Unleashing Student Power in Colleges and Universities

By: Eric Billbrough

Special thanks to Salvator Asaro, Alexander Kolokotronis, Jenni Innes, William Novello, Michael Menser, and Jacob Klipstein for sharing their experiences with PB and student government at their colleges and for their continued efforts to organize for more democratic campuses.

As summer comes to a close, an energy inside college students like myself begins to rise. Late nights with friends, living on your own, and college football are within sight. College towns big and small will percolate with magical energy. But as we move into our overpriced dorm rooms and rundown apartments, one thing is still missing in college life: power.

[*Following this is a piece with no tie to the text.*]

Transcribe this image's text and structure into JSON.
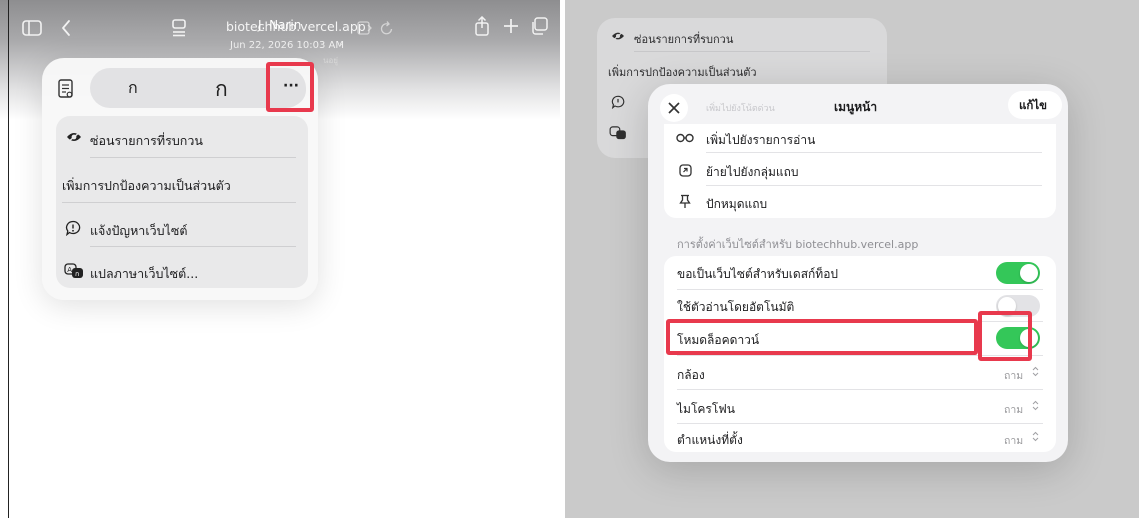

 The infrastructure of colleges is no longer suitable to this generation of students. Today’s college students are more informed and plugged-in to the world than any generation prior. This, combined with a student debt crisis larger than the GDP of Russia, creates a pool of students prepared and eager to make the change they desire. It’s no wonder students get frustrated when we don’t have a say over the endless fees and tuition hikes forced upon us. Participatory budgeting (PB), however, offers an opportunity for universities to more deeply engage their students in the future of their campus -- and get them hooked on lifelong civic participation -- through a tangible and structured process. While participatory budgeting has been steadily spreading across North America and the world, it remains largely underutilized in higher education, for now.

Palo Alto Community College in San Antonio, Texas, as well as several schools in the City University of New York system are the only known North American PB processes in higher education. Over the past few weeks, I had the opportunity to hear from several participatory budgeting organizers at Queens College and Brooklyn College, two schools in the CUNY system. They all gave me insight into the different challenges, approaches, and opportunities of running PB on a college campus.  

First, the scope of possibilities for PB in colleges is broad. Colleges have administrators that cover every aspect of a student’s college experience. From residence life and recreation, to facilities and academic departments, the amount of sectors available for possible PB processes is promising for the prospect of increased power amongst students. Focusing a PB process on one of these areas, as opposed to having a process that encompasses an entire university, would allow for a highly motivated group of students to make the change in their area of interest, while also proving that students as a whole can make these difficult budget decisions. 

Second, college students themselves already have the infrastructure to run a successful PB process: Student government. Student governments were initially instituted as a way to model a real government, but they often face steep challenges when it comes to student engagement. Student bodies as a whole often don't know about student government or feel they have a reason to care. Only 10% of Penn State University Park students voted in student government elections held in March of 2019, and that number mirror's the turnout at other large universities. I can think of no better way for student governments to build stronger ties with their constituents than by giving the student body voting power over how their money is spent. 

University administrators also stand to gain greatly from participatory budgeting. To most students, university presidents are seen only at graduation ceremonies. They play the important role of garnering donations and overseeing key initiatives, but that work is done behind the scenes. Participatory budgeting sends a loud message from administrators to the rest of the university: high level officials care about what students have to say. 

Finally, college students learn critical thinking and problem solving skills in our classes and get pummeled with long-term projects and research papers. If you are familiar with participatory budgeting, you know that these skills are vital to a successful PB process and more effective spending decisions. Instituting a democratic process like participatory budgeting will also enlighten young people the importance of voting, and hopefully lead to higher election turnout. 

Participatory budgeting has unique challenges as well. College students face many barriers and other priorities during their time at school. Between full course loads, family obligations, jobs, and the stress of mounting student loans, students may not have the time nor energy to participate in PB. In addition, students retaining control of student organizations means that recruitment for a PB process is difficult. On top of this, universities like mine, Penn State, are so deeply ingrained in history and nostalgia, that students can be complacent in creating change in lieu of enjoying the traditional college experience that gets passed down from generation to generation. Once off the ground, PB needs to be implanted into the culture and infrastructure of the university. 

These obstacles are not insurmountable. PB is possible — student leaders and faculty allies have made it happen, and you can, too. There is no reason that young adults can’t look around their school and point out what needs to be done. Doing this will only deepen the relationship between student bodies and university administration and teach young people that they don’t have to be left in the dark when it comes to decisions that impact their lives. 


Eric Bilbrough was a Summer 2019 Nevins Fellow with PBP. The Nevins Fellowship program trains students on the current issues surrounding civic engagement and democratic reform. The program also allows Penn State students to complete internships at organizations that bring people together to solve common problems.

Eric is a junior studying Political Science and Communications Arts and Sciences at the Schreyer Honors College of The Pennsylvania State University.